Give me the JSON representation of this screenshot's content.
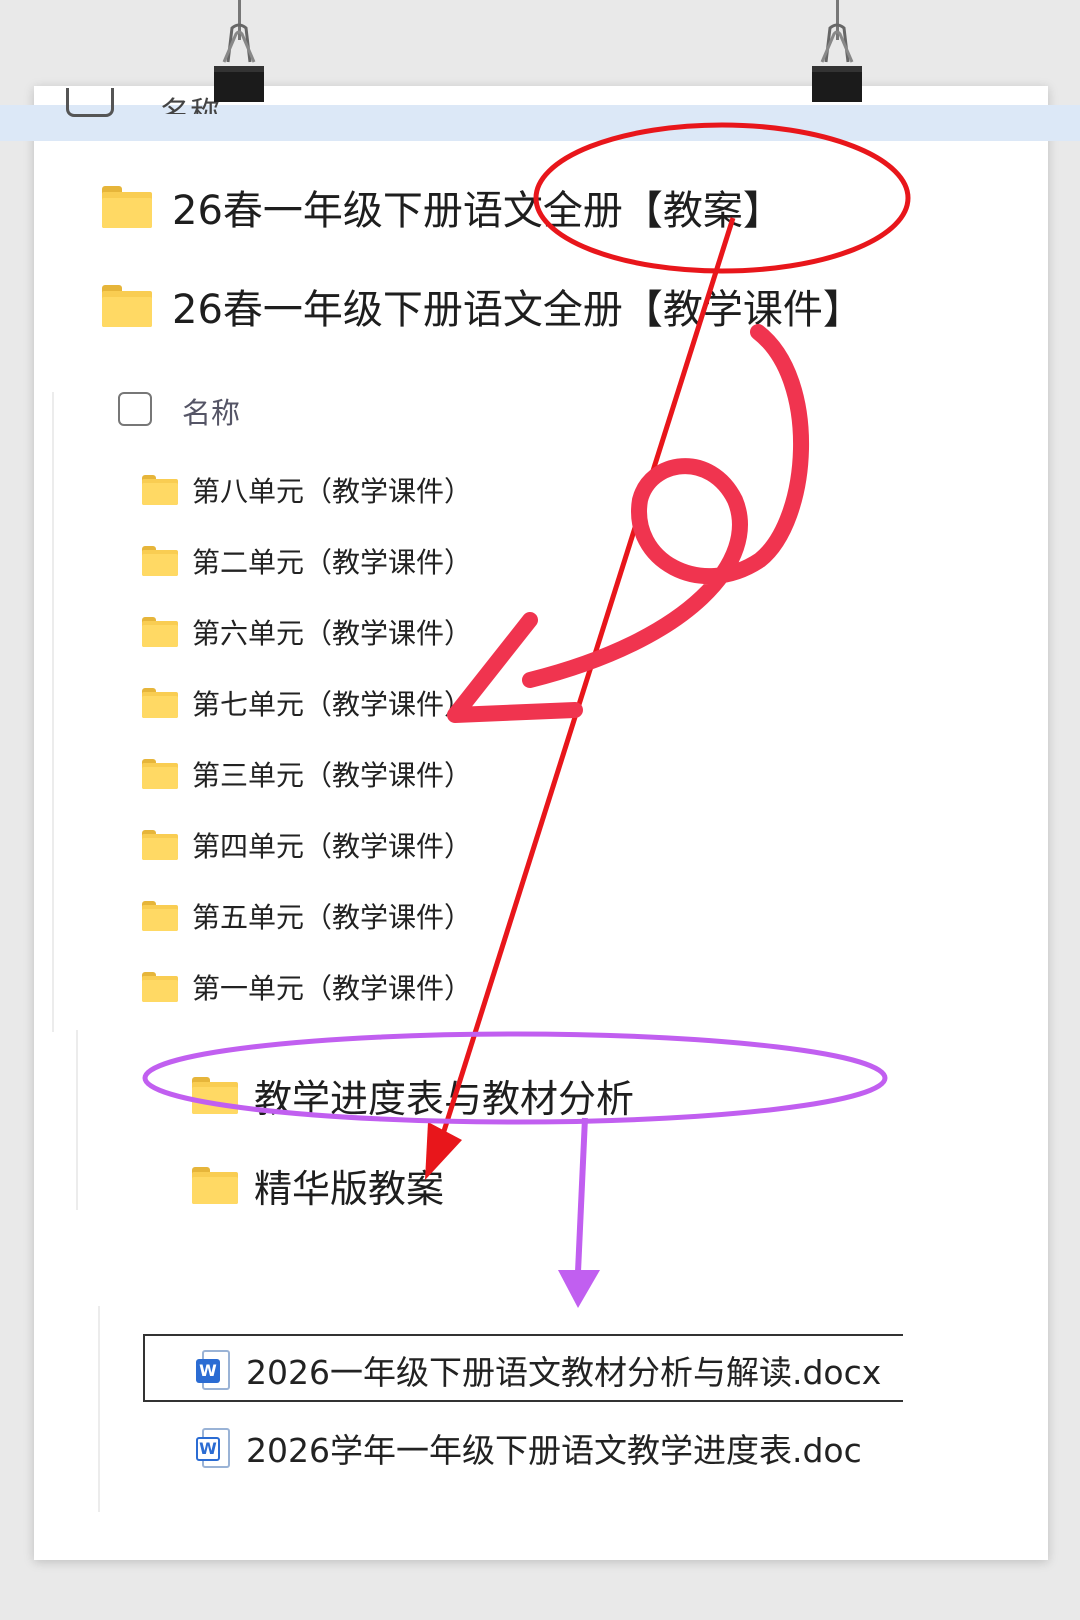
{
  "header_strip": {
    "partial_text": "名称"
  },
  "top_folders": [
    {
      "label": "26春一年级下册语文全册【教案】"
    },
    {
      "label": "26春一年级下册语文全册【教学课件】"
    }
  ],
  "list_header": {
    "name_column": "名称"
  },
  "unit_folders": [
    {
      "label": "第八单元（教学课件）"
    },
    {
      "label": "第二单元（教学课件）"
    },
    {
      "label": "第六单元（教学课件）"
    },
    {
      "label": "第七单元（教学课件）"
    },
    {
      "label": "第三单元（教学课件）"
    },
    {
      "label": "第四单元（教学课件）"
    },
    {
      "label": "第五单元（教学课件）"
    },
    {
      "label": "第一单元（教学课件）"
    }
  ],
  "plan_folders": [
    {
      "label": "教学进度表与教材分析"
    },
    {
      "label": "精华版教案"
    }
  ],
  "files": [
    {
      "label": "2026一年级下册语文教材分析与解读.docx",
      "icon": "word-doc-icon",
      "selected": true
    },
    {
      "label": "2026学年一年级下册语文教学进度表.doc",
      "icon": "word-doc-icon",
      "selected": false
    }
  ],
  "colors": {
    "header_strip": "#dce8f7",
    "folder": "#ffd964",
    "red_annotation": "#e8161b",
    "pink_annotation": "#f0344f",
    "purple_annotation": "#c15ff0",
    "word_blue": "#2b6cd3"
  }
}
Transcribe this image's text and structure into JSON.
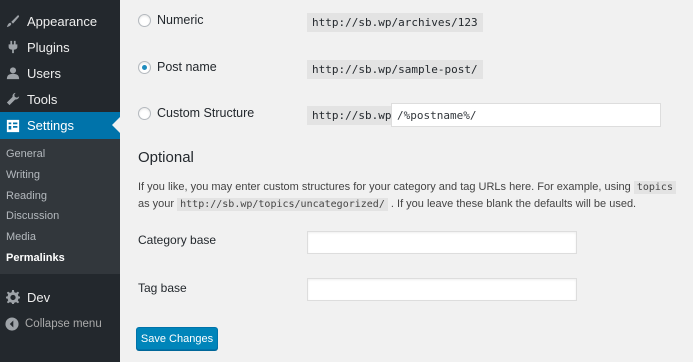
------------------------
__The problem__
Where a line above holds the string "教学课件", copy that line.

__Response to the exercise__
      "label": "26春一年级下册语文全册【教学课件】"
      "label": "第八单元（教学课件）"
      "label": "第二单元（教学课件）"
      "label": "第六单元（教学课件）"
      "label": "第七单元（教学课件）"
      "label": "第三单元（教学课件）"
      "label": "第四单元（教学课件）"
      "label": "第五单元（教学课件）"
      "label": "第一单元（教学课件）"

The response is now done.